A New York City law firm has announced it’s pursing a class action suit on behalf of shareholders against Chegg – the well-known provider of cheating services.

The suit stems from the massive loss of shareholder value that the company suffered in early November after it announced it would not meet revenue estimates. Over the course of two days, Chegg stock lost 40% of its value and, after that tumble, had lost nearly two-thirds of its value since February.

According to the announcement, the suit will allege that Chegg, “made materially false and/or misleading statements, as well as failed to disclose material adverse facts about the Company’s business, operations, and prospects.” Such claims and such legal challenges can be common when a company’s stock falls so much so quickly.

But what’s interesting about this development from an education perspective is that the announcement of the legal challenge also says that, “Chegg’s subscriber and revenue growth were largely due to the facilitation of remote education cheating – an unstable business proposition – rather than the strength of its business model or the acumen of its senior executives and directors.”

A judge may decide whether such an assertion is legally material but it is academically accurate.

Honestly, the company’s connection to cheating before, during and since the shift to remote and online learning has been well and repeatedly documented.

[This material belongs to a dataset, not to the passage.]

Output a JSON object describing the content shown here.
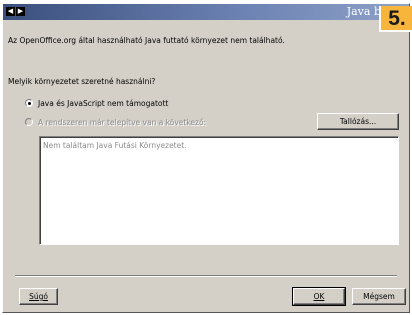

And as far as academic misconduct goes, having a major cheating provider face a legal challenge that specifically cites that role is big. Or at least it feels big.

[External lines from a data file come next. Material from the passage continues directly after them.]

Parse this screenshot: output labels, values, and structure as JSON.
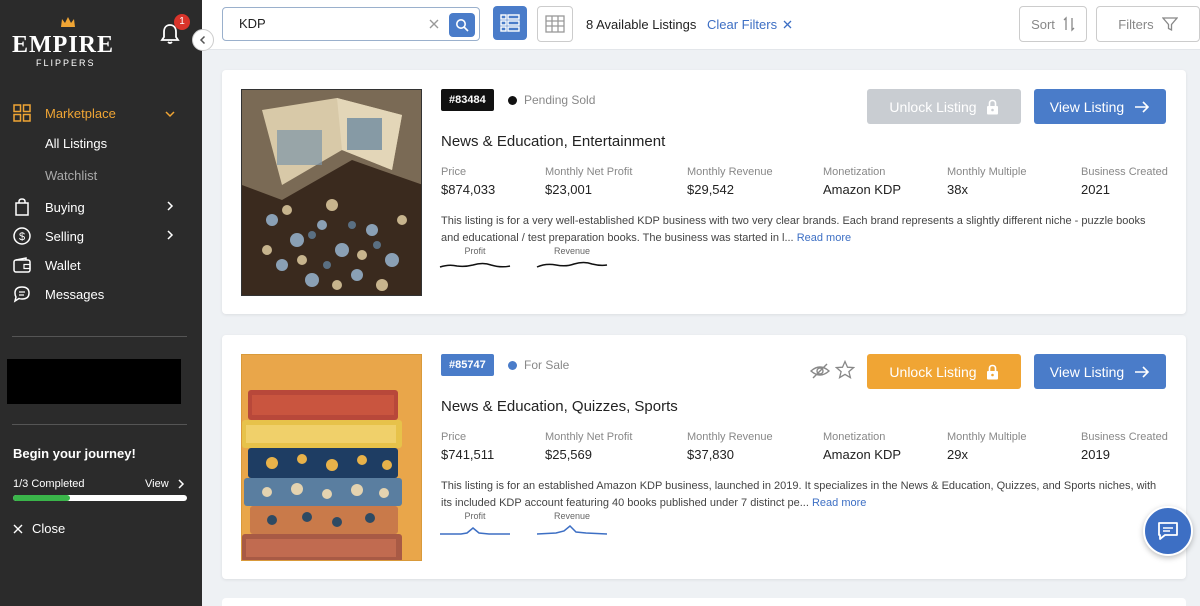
{
  "brand": {
    "name": "EMPIRE",
    "sub": "FLIPPERS",
    "accent": "#f0a534"
  },
  "notifications": {
    "count": "1"
  },
  "sidebar": {
    "marketplace": "Marketplace",
    "all_listings": "All Listings",
    "watchlist": "Watchlist",
    "buying": "Buying",
    "selling": "Selling",
    "wallet": "Wallet",
    "messages": "Messages",
    "journey_title": "Begin your journey!",
    "journey_progress": "1/3 Completed",
    "journey_progress_fraction": 0.33,
    "journey_view": "View",
    "close": "Close"
  },
  "topbar": {
    "search_value": "KDP",
    "listings_count": "8 Available Listings",
    "clear_filters": "Clear Filters",
    "sort": "Sort",
    "filters": "Filters"
  },
  "listings": [
    {
      "id": "#83484",
      "status": "Pending Sold",
      "status_color": "#111111",
      "badge_color": "#111111",
      "title": "News & Education, Entertainment",
      "price_label": "Price",
      "price": "$874,033",
      "profit_label": "Monthly Net Profit",
      "profit": "$23,001",
      "revenue_label": "Monthly Revenue",
      "revenue": "$29,542",
      "monetization_label": "Monetization",
      "monetization": "Amazon KDP",
      "multiple_label": "Monthly Multiple",
      "multiple": "38x",
      "created_label": "Business Created",
      "created": "2021",
      "description": "This listing is for a very well-established KDP business with two very clear brands. Each brand represents a slightly different niche - puzzle books and educational / test preparation books. The business was started in l...",
      "read_more": "Read more",
      "spark_profit": "Profit",
      "spark_revenue": "Revenue",
      "unlock": "Unlock Listing",
      "unlock_color": "#c9cdd2",
      "view": "View Listing"
    },
    {
      "id": "#85747",
      "status": "For Sale",
      "status_color": "#4a7cc9",
      "badge_color": "#4a7cc9",
      "title": "News & Education, Quizzes, Sports",
      "price_label": "Price",
      "price": "$741,511",
      "profit_label": "Monthly Net Profit",
      "profit": "$25,569",
      "revenue_label": "Monthly Revenue",
      "revenue": "$37,830",
      "monetization_label": "Monetization",
      "monetization": "Amazon KDP",
      "multiple_label": "Monthly Multiple",
      "multiple": "29x",
      "created_label": "Business Created",
      "created": "2019",
      "description": "This listing is for an established Amazon KDP business, launched in 2019. It specializes in the News & Education, Quizzes, and Sports niches, with its included KDP account featuring 40 books published under 7 distinct pe...",
      "read_more": "Read more",
      "spark_profit": "Profit",
      "spark_revenue": "Revenue",
      "unlock": "Unlock Listing",
      "unlock_color": "#f0a534",
      "view": "View Listing"
    }
  ]
}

What’s also interesting is that, in announcing the revenue news that triggered the November collapse and this new lawsuit, Chegg’s CEO said, “A combination of variants, increased employment opportunities, and compensation, along with fatigue, have all led to significantly fewer enrollments than expected this semester. And those students who have enrolled are taking fewer and less rigorous classes and are receiving less graded assignments.”

As noted previously, the enrollment excuse makes no sense.  This fall, the enrollment statistics showed a drop of about 3.2%. In the fall of the previous year, enrollment fell about 3.4%. In other words, enrollment declines this year were smaller than they were last year, when Chegg’s revenue and stock were soaring.

The difference between fall 2020 and fall 2021 was not enrollment. It was that fewer students were taking online classes and online tests which, in turn, meant fewer students were willing and able to pay Chegg for test answers. I am just speculating but that’s probably what the CEO meant when he alluded to a downturn in “graded assignments” – the kind someone might be willing to pay to cheat on.

This is not Chegg’s only legal hurdle.

In September, book publisher Pearson sued Chegg too, alleging a violation of its copyrights for selling the answers to questions in its books and study materials. And while the outcome of that case is unclear, an unfavorable ruling could bring major implications for Chegg and other companies doing similar business – namely selling the answers to other people’s questions.

And then there’s another legal problem – potentially problems – for Chegg.

In the past year or so, the U.K., Australia, Ireland and other jurisdictions have passed laws or started the process to ban contract cheating – the paying of money for outsourced academic work that’s submitted as though it was authentic. The practice is also illegal in 17 states, though no cases have ever been filed.

Usually, contract cheating means paying for a custom essay from an essay mill, but some of the legal bans specially include paying for homework and test answers too. Some of the bans also include a bar on advertising those cheating services.

In November, Facebook agreed to remove the ads of some cheating companies in Ireland – where such ads are prohibited. Though not Chegg specifically, it’s a bad precedent for any company that provides cheating services and relies on social media to find customers, as Chegg does.

It’s impossible to know whether any of these, or the combination of all of them, will dent or damage the company significantly. Or at all. But there’s no lens through which any of these developments are welcome news at Chegg HQ.

But for those who care about academic integrity, protecting the value of degrees and other academic credentials or lifting the quality of online education, any news that is bad for cheating providers is welcome news.

The Tycoon Herald